This is a prize that is easy to understand. It is a prize for behavioral economics, for the ongoing importance of psychology in economic decision-making, and for “Nudge,” his famous book co-authored with Cass Sunstein.
Perhaps unknown to many, Thaler’s most heavily cited piece is on whether the stock market overreacts. He says yes this is possible, and this article also uncovered some of the key evidence in favor of the now-vanquished “January effect” in stock returns.
Another classic early Thaler piece is on a phenomenon known as “mental accounting,” for instance you might treat a dollar in your pocket as different from a dollar in your bank account. Or earned money may be treated different from money you just chanced upon, or won that morning in the stock market. This has significant implications for predicting consumer decisions concerning saving and spending; in particular, economists cannot simply measure income but must consider where the money came from and how it is perceived by consumers, namely how they are performing their mental accounting of the funds. Have you ever gone on a vacation with a notion that you would spend so much money, and then treated all expenditures within that range as essentially already decided? The initial piece on this topic was published in a marketing journal and it has funny terminology, a sign of how far from the mainstream this work once was. It is nonetheless a brilliant piece. Here is more Thaler on mental accounting.
Thaler, with Kahneman and Knetsch, was a major force behind discovering and measuring the so-called “endowment effect.” Once you have something, you value it much more! Maybe three or four times as much, possibly more than that. It makes policy evaluation difficult, because as economists we are not sure how much to privilege the status quo. Should we measure “willingness to pay” — what people are willing to pay for what they don’t already have? Or “willingness to be paid” — namely how eager people are to give up what they already possess. The latter magnitude will lead to much higher valuations. This by the way helps explain status quo bias in politics and other spheres of life.

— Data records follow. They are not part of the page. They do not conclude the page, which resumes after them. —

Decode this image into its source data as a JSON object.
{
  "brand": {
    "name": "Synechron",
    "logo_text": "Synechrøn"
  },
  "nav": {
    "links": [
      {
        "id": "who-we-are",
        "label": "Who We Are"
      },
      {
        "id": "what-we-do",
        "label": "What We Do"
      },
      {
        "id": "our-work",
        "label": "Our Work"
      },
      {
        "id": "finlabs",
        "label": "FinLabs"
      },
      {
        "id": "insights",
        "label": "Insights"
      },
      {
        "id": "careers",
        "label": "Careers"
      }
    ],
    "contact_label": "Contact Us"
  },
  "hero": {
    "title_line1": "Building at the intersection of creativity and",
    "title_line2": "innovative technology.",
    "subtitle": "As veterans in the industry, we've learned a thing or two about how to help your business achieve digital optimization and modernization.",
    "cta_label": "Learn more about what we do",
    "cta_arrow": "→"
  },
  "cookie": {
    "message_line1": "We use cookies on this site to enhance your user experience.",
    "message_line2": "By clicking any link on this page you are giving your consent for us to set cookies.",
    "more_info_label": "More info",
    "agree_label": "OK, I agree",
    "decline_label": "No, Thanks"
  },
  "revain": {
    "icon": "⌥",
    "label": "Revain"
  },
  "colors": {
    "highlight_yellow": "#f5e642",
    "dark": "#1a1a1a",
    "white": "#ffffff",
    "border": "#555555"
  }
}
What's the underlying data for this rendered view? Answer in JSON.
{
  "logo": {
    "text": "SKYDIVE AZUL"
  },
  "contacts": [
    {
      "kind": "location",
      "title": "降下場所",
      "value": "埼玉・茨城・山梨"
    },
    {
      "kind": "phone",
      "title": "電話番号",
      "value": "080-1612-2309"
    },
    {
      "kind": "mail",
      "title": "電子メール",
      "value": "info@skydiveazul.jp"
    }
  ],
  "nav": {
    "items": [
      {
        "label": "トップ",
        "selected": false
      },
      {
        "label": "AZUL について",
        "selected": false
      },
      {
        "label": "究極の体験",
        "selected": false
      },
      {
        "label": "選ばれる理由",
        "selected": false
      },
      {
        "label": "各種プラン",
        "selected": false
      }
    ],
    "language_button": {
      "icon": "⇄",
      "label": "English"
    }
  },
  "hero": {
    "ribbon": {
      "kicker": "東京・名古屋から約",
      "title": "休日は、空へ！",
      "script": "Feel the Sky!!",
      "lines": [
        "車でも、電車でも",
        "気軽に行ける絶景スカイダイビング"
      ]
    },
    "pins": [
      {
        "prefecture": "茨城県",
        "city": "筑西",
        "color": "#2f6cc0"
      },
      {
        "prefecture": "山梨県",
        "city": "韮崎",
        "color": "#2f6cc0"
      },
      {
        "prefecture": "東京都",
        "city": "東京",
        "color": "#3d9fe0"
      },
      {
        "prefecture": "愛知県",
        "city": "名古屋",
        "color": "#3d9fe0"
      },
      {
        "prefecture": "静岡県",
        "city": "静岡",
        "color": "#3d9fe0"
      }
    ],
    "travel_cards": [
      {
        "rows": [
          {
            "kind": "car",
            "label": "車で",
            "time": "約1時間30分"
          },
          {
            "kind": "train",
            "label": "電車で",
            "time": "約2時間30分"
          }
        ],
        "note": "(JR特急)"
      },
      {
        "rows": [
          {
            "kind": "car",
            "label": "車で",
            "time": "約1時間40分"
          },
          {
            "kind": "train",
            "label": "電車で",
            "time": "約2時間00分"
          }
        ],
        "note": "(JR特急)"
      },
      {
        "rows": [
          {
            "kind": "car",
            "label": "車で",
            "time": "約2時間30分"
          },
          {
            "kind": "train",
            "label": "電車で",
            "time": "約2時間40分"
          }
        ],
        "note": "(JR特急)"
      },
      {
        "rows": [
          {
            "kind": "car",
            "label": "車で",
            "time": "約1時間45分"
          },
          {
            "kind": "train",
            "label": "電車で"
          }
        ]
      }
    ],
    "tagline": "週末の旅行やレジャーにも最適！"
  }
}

This phenomenon also makes the Coase theorem tricky because the final allocation of resources may depend quite significantly on how the initial property rights are assigned, even when the initial wealth effect from such an allocation may appear to be quite small. See this piece with Knetsch.
With Jolls and Sunstein, here is Thaler on a behavioral approach to law and economics, a long survey but also constructive piece that has shaped law and economics for decades. He has done plenty and had a truly far-ranging impact, not just in one or two narrow fields.
I first encountered Thaler’s work in graduate school, in the mid-1980s, in particular some of his pieces in the Journal of Economic Behavior and Organization; here is his early 1980 manifesto on how to think about consumer choice. I thought “this is great stuff,” and I gobbled it up, as it was pretty consistent with some of what I was imbibing from Thomas Schelling, in particular his 1981 piece with Shefrin on the economics of self-control, a foundation for many later discussions of paternalism. I also thought “a shame this work isn’t going to become mainstream,” because at the time it wasn’t. It was seen as odd, under-demonstrated, and often it wasn’t in top journals. For some time Thaler taught at Cornell, a very good school but not a top top school of the kind where many Laureates might teach, such as Harvard or Chicago or MIT. Many people were surprised when finally he received an offer from the University of Chicago Business School, noting of course this was not the economics department. Obviously this Prize is a sign that Thaler truly has arrived at the very high levels of recognition. When Daniel Kahneman won some while ago and Thaler didn’t, many people thought “ah, that is it” because many of Thaler’s most famous pieces were written with Kahneman.
Very lately Thaler on Twitter has been making some critical remarks about price gouging, suggesting we also must take into account what customers perceive as fair. Here is his earlier piece about fairness constraints on profit-seeking, still a classic.
The Swedes are giving these prizes earlier in the morning than they used to!